» **Goal of the exercise**
Extract every entry word for word.

» **Task inputs**

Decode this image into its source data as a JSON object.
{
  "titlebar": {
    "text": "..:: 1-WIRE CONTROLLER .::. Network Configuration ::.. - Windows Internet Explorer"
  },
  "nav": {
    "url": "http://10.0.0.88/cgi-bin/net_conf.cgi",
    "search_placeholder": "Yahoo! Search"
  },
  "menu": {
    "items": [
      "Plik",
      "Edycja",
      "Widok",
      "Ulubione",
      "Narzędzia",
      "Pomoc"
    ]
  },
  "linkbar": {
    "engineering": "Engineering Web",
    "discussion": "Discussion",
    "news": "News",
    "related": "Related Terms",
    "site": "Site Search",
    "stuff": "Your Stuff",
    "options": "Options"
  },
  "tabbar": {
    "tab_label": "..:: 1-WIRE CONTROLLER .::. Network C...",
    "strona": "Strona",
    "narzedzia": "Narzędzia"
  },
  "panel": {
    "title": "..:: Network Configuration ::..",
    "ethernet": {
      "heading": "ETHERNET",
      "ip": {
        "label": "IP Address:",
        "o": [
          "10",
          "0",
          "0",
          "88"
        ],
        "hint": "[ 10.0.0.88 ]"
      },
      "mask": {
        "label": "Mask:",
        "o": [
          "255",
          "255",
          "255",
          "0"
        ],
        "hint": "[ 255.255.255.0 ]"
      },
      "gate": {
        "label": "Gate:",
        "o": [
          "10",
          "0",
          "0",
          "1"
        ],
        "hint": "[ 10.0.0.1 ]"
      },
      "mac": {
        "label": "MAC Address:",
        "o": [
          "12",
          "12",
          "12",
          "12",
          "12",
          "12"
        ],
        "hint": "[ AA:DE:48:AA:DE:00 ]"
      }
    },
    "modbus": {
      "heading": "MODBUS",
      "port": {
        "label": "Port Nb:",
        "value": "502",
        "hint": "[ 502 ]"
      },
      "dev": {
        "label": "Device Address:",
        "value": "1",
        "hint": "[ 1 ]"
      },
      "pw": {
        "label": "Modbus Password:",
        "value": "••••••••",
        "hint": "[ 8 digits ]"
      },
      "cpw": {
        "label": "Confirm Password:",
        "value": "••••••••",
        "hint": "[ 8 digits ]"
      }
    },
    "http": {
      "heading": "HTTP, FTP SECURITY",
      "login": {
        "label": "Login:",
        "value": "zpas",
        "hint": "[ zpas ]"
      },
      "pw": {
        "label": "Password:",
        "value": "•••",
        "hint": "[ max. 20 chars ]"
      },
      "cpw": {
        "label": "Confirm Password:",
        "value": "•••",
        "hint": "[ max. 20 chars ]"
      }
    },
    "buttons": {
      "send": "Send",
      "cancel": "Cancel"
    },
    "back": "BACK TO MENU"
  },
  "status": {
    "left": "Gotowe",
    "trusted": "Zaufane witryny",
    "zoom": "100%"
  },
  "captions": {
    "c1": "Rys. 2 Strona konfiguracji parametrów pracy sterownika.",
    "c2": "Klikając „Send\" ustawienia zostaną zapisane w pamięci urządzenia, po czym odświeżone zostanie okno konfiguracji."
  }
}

» **Task answer**
Decode this image into its source data as a JSON object.
{
  "titlebar": {
    "text": "..:: 1-WIRE CONTROLLER .::. Network Configuration ::.. - Windows Internet Explorer"
  },
  "nav": {
    "url": "http://10.0.0.88/cgi-bin/net_conf.cgi",
    "search_placeholder": "Yahoo! Search"
  },
  "menu": {
    "items": [
      "Plik",
      "Edycja",
      "Widok",
      "Ulubione",
      "Narzędzia",
      "Pomoc"
    ]
  },
  "linkbar": {
    "engineering": "Engineering Web",
    "discussion": "Discussion",
    "news": "News",
    "related": "Related Terms",
    "site": "Site Search",
    "stuff": "Your Stuff",
    "options": "Options"
  },
  "tabbar": {
    "tab_label": "..:: 1-WIRE CONTROLLER .::. Network C...",
    "strona": "Strona",
    "narzedzia": "Narzędzia"
  },
  "panel": {
    "title": "..:: Network Configuration ::..",
    "ethernet": {
      "heading": "ETHERNET",
      "ip": {
        "label": "IP Address:",
        "o": [
          "10",
          "0",
          "0",
          "88"
        ],
        "hint": "[ 10.0.0.88 ]"
      },
      "mask": {
        "label": "Mask:",
        "o": [
          "255",
          "255",
          "255",
          "0"
        ],
        "hint": "[ 255.255.255.0 ]"
      },
      "gate": {
        "label": "Gate:",
        "o": [
          "10",
          "0",
          "0",
          "1"
        ],
        "hint": "[ 10.0.0.1 ]"
      },
      "mac": {
        "label": "MAC Address:",
        "o": [
          "12",
          "12",
          "12",
          "12",
          "12",
          "12"
        ],
        "hint": "[ AA:DE:48:AA:DE:00 ]"
      }
    },
    "modbus": {
      "heading": "MODBUS",
      "port": {
        "label": "Port Nb:",
        "value": "502",
        "hint": "[ 502 ]"
      },
      "dev": {
        "label": "Device Address:",
        "value": "1",
        "hint": "[ 1 ]"
      },
      "pw": {
        "label": "Modbus Password:",
        "value": "••••••••",
        "hint": "[ 8 digits ]"
      },
      "cpw": {
        "label": "Confirm Password:",
        "value": "••••••••",
        "hint": "[ 8 digits ]"
      }
    },
    "http": {
      "heading": "HTTP, FTP SECURITY",
      "login": {
        "label": "Login:",
        "value": "zpas",
        "hint": "[ zpas ]"
      },
      "pw": {
        "label": "Password:",
        "value": "•••",
        "hint": "[ max. 20 chars ]"
      },
      "cpw": {
        "label": "Confirm Password:",
        "value": "•••",
        "hint": "[ max. 20 chars ]"
      }
    },
    "buttons": {
      "send": "Send",
      "cancel": "Cancel"
    },
    "back": "BACK TO MENU"
  },
  "status": {
    "left": "Gotowe",
    "trusted": "Zaufane witryny",
    "zoom": "100%"
  },
  "captions": {
    "c1": "Rys. 2 Strona konfiguracji parametrów pracy sterownika.",
    "c2": "Klikając „Send\" ustawienia zostaną zapisane w pamięci urządzenia, po czym odświeżone zostanie okno konfiguracji."
  }
}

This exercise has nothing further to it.